  • wos:000334703500001
  • scopus:84899077673
  • pmid:24625018
ISSN
1465-9921
DOI
10.1186/1465-9921-15-30
language
English
LU publication?
yes
id
5767238f-1cc9-49b3-88d2-c0f9233b75ee (old id 4495807)
date added to LUP
2016-04-01 10:27:15
date last changed
2021-09-22 04:55:52
@article{5767238f-1cc9-49b3-88d2-c0f9233b75ee,
  abstract     = {Background: The prognostic role of the arterial blood gas tension of carbon dioxide (PaCO2) in severe Chronic Obstructive Pulmonary Disease (COPD) remains unknown. The aim of this study was to estimate the association between PaCO2 and mortality in oxygen-dependent COPD. Methods: National prospective study of patients starting long-term oxygen therapy (LTOT) for COPD in Sweden between October 1, 2005 and June 30, 2009, with all-cause mortality as endpoint. The association between PaCO2 while breathing air, PaCO2 (air), and mortality was estimated using Cox regression adjusted for age, sex, arterial blood gas tension of oxygen (PaO2), World Health Organization performance status, body mass index, comorbidity, and medications. Results: Of 2,249 patients included, 1,129 (50%) died during a median 1.1 years (IQR 0.6-2.0 years) of observation. No patient was lost to follow-up. PaCO2 (air) independently predicted adjusted mortality (p &lt; 0.001). The association with mortality was U-shaped, with the lowest mortality at approximately PaCO2 (air) 6.5 kPa and increased mortality at PaCO2 (air) below 5.0 kPa and above 7.0 kPa. Conclusion: In oxygen-dependent COPD, PaCO2 (air) is an independent prognostic factor with a U-shaped association with mortality.},
  author       = {Ahmadi, Zainab and Bornefalk-Hermansson, Anna and Franklin, Karl A. and Midgren, Bengt and Ekström, Magnus},
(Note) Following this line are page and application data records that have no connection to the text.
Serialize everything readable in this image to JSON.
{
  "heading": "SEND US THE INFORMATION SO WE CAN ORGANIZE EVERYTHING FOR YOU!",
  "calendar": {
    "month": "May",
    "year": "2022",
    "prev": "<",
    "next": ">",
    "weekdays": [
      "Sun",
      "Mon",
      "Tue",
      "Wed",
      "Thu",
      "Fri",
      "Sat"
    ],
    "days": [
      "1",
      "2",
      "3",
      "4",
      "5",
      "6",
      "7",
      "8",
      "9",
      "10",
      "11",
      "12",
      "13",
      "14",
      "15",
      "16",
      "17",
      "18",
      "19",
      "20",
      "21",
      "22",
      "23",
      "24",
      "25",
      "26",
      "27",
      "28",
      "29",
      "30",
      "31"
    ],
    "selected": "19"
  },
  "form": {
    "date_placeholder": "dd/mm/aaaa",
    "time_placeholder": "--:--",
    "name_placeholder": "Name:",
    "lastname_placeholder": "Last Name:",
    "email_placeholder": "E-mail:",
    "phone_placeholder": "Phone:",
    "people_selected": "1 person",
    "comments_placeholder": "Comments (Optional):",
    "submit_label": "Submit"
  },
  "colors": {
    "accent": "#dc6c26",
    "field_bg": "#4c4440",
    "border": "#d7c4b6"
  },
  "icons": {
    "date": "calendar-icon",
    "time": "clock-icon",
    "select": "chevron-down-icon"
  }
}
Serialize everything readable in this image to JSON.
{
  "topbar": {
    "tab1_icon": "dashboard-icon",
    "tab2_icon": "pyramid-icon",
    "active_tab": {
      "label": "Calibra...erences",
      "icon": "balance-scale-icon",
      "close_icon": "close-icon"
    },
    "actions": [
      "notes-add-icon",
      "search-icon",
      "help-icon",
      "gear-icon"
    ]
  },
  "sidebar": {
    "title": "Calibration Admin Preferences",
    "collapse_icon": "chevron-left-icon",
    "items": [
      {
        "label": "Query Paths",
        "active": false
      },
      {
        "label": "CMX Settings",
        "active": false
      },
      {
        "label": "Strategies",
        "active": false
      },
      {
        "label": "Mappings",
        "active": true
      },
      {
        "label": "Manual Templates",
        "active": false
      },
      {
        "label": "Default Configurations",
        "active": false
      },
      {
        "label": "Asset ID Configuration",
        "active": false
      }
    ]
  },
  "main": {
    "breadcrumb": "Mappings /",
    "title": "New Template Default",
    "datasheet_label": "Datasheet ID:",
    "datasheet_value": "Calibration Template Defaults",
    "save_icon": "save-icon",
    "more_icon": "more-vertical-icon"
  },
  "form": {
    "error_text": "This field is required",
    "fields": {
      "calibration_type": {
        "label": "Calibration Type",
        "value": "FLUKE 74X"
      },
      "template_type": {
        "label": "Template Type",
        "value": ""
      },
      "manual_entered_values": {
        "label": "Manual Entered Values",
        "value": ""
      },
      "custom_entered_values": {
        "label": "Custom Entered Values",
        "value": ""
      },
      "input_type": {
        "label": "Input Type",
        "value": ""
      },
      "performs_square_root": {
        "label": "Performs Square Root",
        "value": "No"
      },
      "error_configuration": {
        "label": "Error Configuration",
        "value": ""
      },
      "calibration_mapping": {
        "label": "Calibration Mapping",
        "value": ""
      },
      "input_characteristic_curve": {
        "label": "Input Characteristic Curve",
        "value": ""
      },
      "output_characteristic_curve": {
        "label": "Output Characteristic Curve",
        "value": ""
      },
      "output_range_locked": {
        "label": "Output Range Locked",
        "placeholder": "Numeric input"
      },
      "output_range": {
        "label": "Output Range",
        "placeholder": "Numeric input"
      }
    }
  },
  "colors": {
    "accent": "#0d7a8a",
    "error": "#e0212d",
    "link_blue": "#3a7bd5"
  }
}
  issn         = {1465-9921},
  language     = {eng},
  publisher    = {BioMed Central (BMC)},
  series       = {Respiratory Research},
  title        = {Hypo- and hypercapnia predict mortality in oxygen-dependent chronic obstructive pulmonary disease: a population-based prospective study},
  url          = {https://lup.lub.lu.se/search/files/1858303/5148447},
  doi          = {10.1186/1465-9921-15-30},
  volume       = {15},
  year         = {2014},
}